## Instructions for the task
How many lines of the entries below include the word "Introduction"? Answer with the number alone.

(Dataset rows for apps and sites)
------------------------------------------------------------------------
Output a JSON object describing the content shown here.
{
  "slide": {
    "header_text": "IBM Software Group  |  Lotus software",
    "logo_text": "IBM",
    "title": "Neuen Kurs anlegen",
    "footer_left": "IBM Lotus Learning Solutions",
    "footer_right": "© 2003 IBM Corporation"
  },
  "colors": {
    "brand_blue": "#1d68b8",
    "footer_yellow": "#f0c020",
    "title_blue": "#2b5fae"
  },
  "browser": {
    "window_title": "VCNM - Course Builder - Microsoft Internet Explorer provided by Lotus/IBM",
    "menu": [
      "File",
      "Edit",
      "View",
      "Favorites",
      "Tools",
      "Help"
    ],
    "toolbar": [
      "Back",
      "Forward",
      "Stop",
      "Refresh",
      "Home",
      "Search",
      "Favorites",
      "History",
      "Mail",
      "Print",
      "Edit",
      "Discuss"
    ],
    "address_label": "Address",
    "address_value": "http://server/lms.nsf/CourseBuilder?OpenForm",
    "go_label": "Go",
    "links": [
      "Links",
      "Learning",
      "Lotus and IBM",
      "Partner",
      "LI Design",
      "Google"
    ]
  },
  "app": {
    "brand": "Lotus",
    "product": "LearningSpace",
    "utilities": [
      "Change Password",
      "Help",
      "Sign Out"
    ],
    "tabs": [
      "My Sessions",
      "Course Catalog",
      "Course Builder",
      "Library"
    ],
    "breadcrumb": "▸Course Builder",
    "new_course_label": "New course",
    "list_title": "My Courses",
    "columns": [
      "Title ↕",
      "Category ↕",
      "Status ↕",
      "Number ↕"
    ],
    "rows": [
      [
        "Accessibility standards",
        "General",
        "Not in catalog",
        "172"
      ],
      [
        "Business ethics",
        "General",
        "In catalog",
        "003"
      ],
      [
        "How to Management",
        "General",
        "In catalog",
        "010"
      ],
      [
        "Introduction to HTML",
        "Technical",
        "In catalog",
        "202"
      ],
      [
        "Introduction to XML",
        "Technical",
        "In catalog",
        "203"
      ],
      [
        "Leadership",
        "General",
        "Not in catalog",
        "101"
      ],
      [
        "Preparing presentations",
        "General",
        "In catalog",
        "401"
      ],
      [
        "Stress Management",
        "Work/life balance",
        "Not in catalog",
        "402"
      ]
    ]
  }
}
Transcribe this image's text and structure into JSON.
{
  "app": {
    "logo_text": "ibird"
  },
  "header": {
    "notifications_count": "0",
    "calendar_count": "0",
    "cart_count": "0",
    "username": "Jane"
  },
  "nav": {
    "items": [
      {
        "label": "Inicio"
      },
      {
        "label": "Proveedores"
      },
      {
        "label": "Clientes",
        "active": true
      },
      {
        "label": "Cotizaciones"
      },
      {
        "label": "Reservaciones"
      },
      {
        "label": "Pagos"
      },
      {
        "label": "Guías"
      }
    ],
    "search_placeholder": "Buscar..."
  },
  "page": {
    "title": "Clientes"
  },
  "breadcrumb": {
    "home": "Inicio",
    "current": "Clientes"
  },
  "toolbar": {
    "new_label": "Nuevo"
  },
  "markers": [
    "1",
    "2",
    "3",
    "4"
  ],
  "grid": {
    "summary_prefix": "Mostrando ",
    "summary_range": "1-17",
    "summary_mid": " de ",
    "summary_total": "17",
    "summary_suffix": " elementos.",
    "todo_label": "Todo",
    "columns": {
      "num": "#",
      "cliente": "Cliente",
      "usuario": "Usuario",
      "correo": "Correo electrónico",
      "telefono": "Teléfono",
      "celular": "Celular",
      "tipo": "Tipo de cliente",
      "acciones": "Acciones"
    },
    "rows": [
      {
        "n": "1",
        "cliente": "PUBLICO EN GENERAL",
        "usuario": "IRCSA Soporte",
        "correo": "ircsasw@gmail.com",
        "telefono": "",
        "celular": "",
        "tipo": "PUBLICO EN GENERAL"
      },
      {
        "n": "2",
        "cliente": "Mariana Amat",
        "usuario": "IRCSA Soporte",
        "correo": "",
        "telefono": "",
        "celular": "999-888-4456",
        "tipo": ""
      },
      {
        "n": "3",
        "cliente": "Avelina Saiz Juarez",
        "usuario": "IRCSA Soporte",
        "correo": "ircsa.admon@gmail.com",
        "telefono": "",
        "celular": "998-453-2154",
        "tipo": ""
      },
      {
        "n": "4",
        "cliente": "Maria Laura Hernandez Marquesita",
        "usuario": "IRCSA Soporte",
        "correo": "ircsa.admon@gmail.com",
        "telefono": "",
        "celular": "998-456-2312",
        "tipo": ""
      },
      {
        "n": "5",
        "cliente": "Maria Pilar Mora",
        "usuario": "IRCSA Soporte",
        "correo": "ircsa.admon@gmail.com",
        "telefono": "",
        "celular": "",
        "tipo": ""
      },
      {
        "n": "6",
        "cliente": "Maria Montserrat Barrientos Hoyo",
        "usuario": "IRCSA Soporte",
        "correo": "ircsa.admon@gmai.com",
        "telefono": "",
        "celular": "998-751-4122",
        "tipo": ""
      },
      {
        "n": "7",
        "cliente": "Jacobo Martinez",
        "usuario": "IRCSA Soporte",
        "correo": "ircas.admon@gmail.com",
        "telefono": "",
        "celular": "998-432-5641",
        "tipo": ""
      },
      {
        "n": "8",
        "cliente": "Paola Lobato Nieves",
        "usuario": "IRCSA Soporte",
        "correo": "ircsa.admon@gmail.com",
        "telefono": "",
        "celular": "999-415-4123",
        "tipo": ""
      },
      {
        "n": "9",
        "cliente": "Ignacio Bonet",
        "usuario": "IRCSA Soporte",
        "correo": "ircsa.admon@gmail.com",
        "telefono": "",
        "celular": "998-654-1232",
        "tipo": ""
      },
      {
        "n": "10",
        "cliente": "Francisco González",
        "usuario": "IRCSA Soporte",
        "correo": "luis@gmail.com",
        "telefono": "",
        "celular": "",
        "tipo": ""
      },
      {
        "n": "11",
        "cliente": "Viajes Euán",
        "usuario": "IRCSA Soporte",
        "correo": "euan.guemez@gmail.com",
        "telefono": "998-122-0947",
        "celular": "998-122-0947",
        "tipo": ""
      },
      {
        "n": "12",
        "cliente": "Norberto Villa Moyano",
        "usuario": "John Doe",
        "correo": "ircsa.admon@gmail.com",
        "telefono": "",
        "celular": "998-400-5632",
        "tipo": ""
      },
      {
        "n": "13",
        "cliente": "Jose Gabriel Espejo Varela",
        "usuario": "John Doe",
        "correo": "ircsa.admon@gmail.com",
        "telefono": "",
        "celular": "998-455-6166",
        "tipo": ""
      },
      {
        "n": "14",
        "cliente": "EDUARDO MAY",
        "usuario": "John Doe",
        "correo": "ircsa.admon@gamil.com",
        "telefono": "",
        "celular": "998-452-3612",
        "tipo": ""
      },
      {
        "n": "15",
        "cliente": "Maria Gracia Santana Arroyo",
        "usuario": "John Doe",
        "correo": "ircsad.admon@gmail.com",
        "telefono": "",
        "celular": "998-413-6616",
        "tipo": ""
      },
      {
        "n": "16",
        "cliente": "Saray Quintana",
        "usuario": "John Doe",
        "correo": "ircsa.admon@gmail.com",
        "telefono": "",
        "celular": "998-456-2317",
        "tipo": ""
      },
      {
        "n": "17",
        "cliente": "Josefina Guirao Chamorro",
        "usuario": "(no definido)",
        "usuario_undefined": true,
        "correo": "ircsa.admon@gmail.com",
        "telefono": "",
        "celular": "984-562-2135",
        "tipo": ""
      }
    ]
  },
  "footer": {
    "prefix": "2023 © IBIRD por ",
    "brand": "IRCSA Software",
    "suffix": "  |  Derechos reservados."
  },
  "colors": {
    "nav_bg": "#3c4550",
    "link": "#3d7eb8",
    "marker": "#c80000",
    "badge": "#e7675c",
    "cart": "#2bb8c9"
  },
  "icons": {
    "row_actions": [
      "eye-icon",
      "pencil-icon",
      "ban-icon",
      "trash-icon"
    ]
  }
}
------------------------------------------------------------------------
## Answer section
2